Would you change yours?
Dude, seriously???????? Are you okay? This is an ADVICE forum, not a place for offensive madness.
Let's get back to the point!!! Does anyone know if there is any invisible red tape in China that might prevent an unmarried couple living together? Or is there a chance the school might not want me living with my partner if I was not employed by the school?
I assumed this was a thread for advice, not sweeping generalisations. You must be lonely. I feel for you.
Obviously I would like to live with my partner. What's the situation in regard to being employed by separate companies and living together? Especially if accommodation is provided rather than a stipend.

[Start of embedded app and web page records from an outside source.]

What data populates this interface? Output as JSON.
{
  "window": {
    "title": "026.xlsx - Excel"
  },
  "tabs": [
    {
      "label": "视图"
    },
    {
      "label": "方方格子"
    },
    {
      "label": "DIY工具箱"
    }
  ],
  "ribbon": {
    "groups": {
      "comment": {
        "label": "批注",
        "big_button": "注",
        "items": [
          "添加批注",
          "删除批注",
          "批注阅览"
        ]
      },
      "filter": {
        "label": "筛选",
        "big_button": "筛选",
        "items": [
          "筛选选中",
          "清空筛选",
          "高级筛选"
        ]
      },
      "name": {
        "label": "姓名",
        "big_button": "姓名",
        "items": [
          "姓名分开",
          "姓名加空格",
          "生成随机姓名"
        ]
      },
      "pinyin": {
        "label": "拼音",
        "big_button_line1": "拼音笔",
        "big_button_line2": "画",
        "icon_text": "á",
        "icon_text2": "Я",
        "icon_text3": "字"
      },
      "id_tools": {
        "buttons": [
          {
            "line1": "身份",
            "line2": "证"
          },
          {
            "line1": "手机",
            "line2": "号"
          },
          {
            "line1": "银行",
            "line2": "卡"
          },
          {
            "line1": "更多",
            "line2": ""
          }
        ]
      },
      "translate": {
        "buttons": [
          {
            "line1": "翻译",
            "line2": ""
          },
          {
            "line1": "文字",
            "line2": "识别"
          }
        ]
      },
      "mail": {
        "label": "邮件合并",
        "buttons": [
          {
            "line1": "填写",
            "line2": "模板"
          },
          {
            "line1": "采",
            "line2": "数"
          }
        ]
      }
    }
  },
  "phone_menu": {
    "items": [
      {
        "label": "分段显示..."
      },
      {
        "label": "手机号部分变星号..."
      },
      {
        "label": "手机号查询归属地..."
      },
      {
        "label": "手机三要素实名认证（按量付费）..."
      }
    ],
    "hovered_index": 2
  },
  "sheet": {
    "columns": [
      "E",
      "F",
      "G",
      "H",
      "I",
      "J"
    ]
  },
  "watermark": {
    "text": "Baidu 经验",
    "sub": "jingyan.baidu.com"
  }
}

Only seen it happen once, and then they had to choose which one they would take. They obviously took the better option. My current contract and previous one had a clause in them stating pretty much what i just said....if that makes any sense
Total sense. Thanks for the information.

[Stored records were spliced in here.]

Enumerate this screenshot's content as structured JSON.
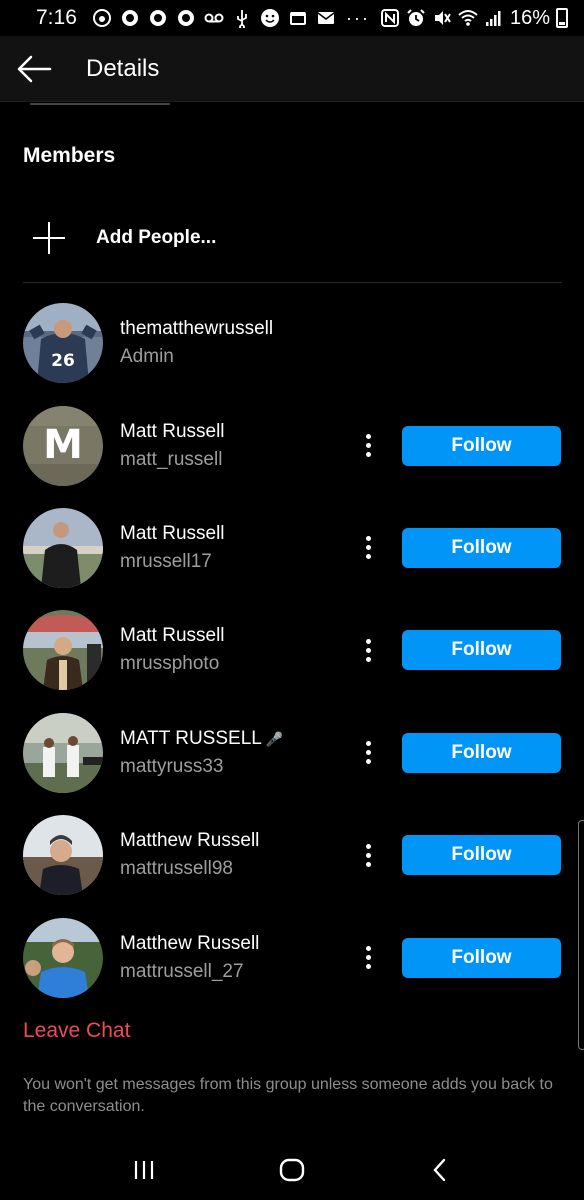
{
  "status_bar": {
    "time": "7:16",
    "battery": "16%",
    "left_icons": [
      "app-icon",
      "circle-icon",
      "circle-icon",
      "circle-icon",
      "voicemail-icon",
      "usb-icon",
      "face-icon",
      "calendar-icon",
      "mail-icon"
    ],
    "dots": "···",
    "right_icons": [
      "nfc-icon",
      "alarm-icon",
      "mute-icon",
      "wifi-icon",
      "signal-icon"
    ]
  },
  "header": {
    "title": "Details",
    "back_icon": "arrow-left-icon"
  },
  "members_section": {
    "title": "Members",
    "add_label": "Add People...",
    "add_icon": "plus-icon"
  },
  "members": [
    {
      "name": "thematthewrussell",
      "subtitle": "Admin",
      "show_follow": false
    },
    {
      "name": "Matt Russell",
      "subtitle": "matt_russell",
      "show_follow": true,
      "follow_label": "Follow"
    },
    {
      "name": "Matt Russell",
      "subtitle": "mrussell17",
      "show_follow": true,
      "follow_label": "Follow"
    },
    {
      "name": "Matt Russell",
      "subtitle": "mrussphoto",
      "show_follow": true,
      "follow_label": "Follow"
    },
    {
      "name": "MATT RUSSELL",
      "subtitle": "mattyruss33",
      "show_follow": true,
      "follow_label": "Follow",
      "emoji": "microphone-icon"
    },
    {
      "name": "Matthew Russell",
      "subtitle": "mattrussell98",
      "show_follow": true,
      "follow_label": "Follow"
    },
    {
      "name": "Matthew Russell",
      "subtitle": "mattrussell_27",
      "show_follow": true,
      "follow_label": "Follow"
    }
  ],
  "avatar_letter": "M",
  "leave": {
    "label": "Leave Chat",
    "note": "You won't get messages from this group unless someone adds you back to the conversation."
  },
  "nav": {
    "recents_icon": "recents-icon",
    "home_icon": "home-icon",
    "back_icon": "back-chevron-icon"
  },
  "colors": {
    "accent": "#0095f6",
    "danger": "#ed4956",
    "background": "#000000",
    "header_bg": "#121212",
    "secondary_text": "#9e9e9e"
  }
}
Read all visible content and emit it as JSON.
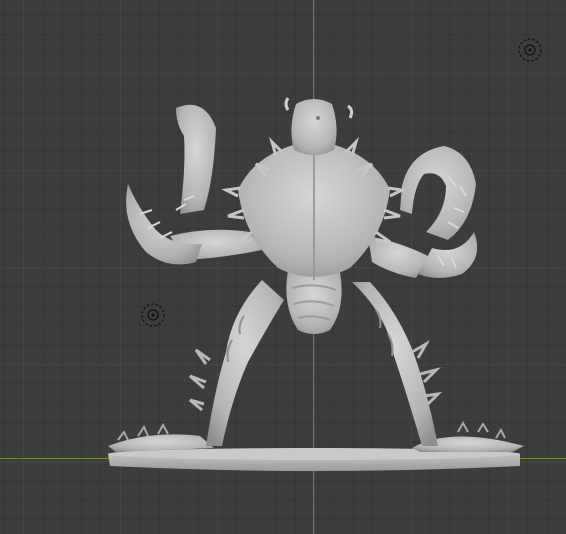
{
  "viewport": {
    "mode": "3d-viewport-front-orthographic",
    "object": "crab-creature-miniature",
    "colors": {
      "background": "#3d3d3d",
      "grid_line": "#4a4a4a",
      "x_axis": "#6a8f36",
      "z_axis": "#4f77b0",
      "model_base": "#bdbdbd",
      "model_shadow": "#8f8f8f",
      "model_highlight": "#d2d2d2"
    },
    "icons": {
      "empty_object_marker": "empty-object-icon"
    }
  }
}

OK buddy. Your fiance not changing her name is still a huge red flag.
If convention dictated it, yes. However, I'm a man, and convention dictates that it's the woman who changes her surname.
A woman not yielding on this issue bodes poorly overall. Shows she'll be highly argumentative, inflexible and will fight you every step of the way to get what she feels she's 'entitled' to.

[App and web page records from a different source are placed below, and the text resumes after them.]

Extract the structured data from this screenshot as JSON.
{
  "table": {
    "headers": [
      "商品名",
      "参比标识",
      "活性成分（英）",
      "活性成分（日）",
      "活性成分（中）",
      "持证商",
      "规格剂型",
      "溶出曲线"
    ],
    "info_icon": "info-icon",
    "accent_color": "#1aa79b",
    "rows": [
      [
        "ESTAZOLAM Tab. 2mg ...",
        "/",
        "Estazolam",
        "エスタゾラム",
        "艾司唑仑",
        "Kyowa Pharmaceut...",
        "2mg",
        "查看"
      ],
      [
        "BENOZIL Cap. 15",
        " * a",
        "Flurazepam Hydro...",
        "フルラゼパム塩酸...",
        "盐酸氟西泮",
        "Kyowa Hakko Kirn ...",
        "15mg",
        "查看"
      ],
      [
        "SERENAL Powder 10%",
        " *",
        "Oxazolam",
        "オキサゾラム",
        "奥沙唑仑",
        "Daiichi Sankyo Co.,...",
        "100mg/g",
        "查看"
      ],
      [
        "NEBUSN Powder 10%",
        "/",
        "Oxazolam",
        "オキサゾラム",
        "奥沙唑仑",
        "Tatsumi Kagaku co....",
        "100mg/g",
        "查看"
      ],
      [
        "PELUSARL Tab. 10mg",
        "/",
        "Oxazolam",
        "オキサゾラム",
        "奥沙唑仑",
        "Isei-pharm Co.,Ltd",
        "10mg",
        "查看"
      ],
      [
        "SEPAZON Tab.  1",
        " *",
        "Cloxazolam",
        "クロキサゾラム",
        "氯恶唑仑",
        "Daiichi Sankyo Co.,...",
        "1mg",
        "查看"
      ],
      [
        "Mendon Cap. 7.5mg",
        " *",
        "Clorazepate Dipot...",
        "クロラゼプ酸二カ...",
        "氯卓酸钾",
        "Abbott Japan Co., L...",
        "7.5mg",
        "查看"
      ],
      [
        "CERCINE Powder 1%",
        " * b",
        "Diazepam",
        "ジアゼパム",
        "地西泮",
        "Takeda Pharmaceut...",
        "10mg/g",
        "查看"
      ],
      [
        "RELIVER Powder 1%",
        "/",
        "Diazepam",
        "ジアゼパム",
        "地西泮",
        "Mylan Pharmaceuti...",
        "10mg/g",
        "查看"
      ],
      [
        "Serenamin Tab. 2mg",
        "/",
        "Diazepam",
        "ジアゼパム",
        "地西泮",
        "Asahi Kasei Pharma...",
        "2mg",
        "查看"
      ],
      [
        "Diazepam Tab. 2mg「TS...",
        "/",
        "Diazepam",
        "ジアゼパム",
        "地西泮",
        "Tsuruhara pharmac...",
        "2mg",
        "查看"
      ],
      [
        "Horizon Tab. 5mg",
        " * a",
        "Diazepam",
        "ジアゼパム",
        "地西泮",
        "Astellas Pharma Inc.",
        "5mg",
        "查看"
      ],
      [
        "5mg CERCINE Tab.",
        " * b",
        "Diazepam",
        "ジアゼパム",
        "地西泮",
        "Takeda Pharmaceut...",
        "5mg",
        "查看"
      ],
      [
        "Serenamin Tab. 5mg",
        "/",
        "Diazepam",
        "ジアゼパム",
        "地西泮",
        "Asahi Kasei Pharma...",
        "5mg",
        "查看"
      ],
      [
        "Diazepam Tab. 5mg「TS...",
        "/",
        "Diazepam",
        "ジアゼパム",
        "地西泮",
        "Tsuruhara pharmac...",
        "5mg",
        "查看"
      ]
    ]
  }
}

It's a bit like that guy from the UK a few years back who took their employer to court over a work dress code that had males wear a tie and females not. I can guarantee that guy is a high maintenence employee, and one that companies would be well served to avoid. Irrespective of whether they had a point or not, it shows a self-centred and stubborn attitude.
Thanks for life guidance and psychological analysis of women. However, this is a forum regarding different aspects of teaching internationally. If you haven't got any advice to give apart from negative opinions as I can see from other threads, then I would propose that your views are not required. Thank you and best of luck for your job hunt.
Threads can veer off into seperate topics, that's the nature of an internet forum.
Just the way you've posted on this thread kinda makes my point for me.
Considering your obsession with Thailand (and all that goes with it in your case), you are not likely to ever have to worry about a woman changing her name for you. So, that's good. You know, one less thing.
It is quite common for Canadians not to change their names when they get married. This has never been an issue for my wife and I. Chinese don't change their names either, do they?
Actually, it appears that women from Taiwan, Korea, Vietnam, Thailand, Malaysia, Singapore and several others don't change their names when getting married.
It's very common and indeed it now seems strange to me when women do change their names. Maybe I'm just a nasty feminist.
If you are employed by different schools and both offer accommodation/allowances, then you need to choose one and take that. You can't have both.
If you're unmarried and only one of you is working, then you've got problems in terms of visas. As far as the school caring if the two of you are living together, I doubt they will care. It's the immigration situation that is the problem more than anything.
Hmm. Two Chinese policemen came to our apartment the other week. I am jolly glad that I have the blueish Chinese Z visa, so I would not recommend anyone to come to teach in China without one of them stuck into your passport.
When Mrs. Hippo and I were in Romania, we never had proper working visas and so we were forever going to Bulgaria. That was not too much of a problem because we were busy buying and renovating a house in Bulgaria, as regular readers of the pachyderm's ramblings will know. Eventually Romania joined the EU and this solved our problem.
Now it is CNY. The sun is shining here in the Philippines, the sky is blue and it is time for this lazy old hippo to go for a swim.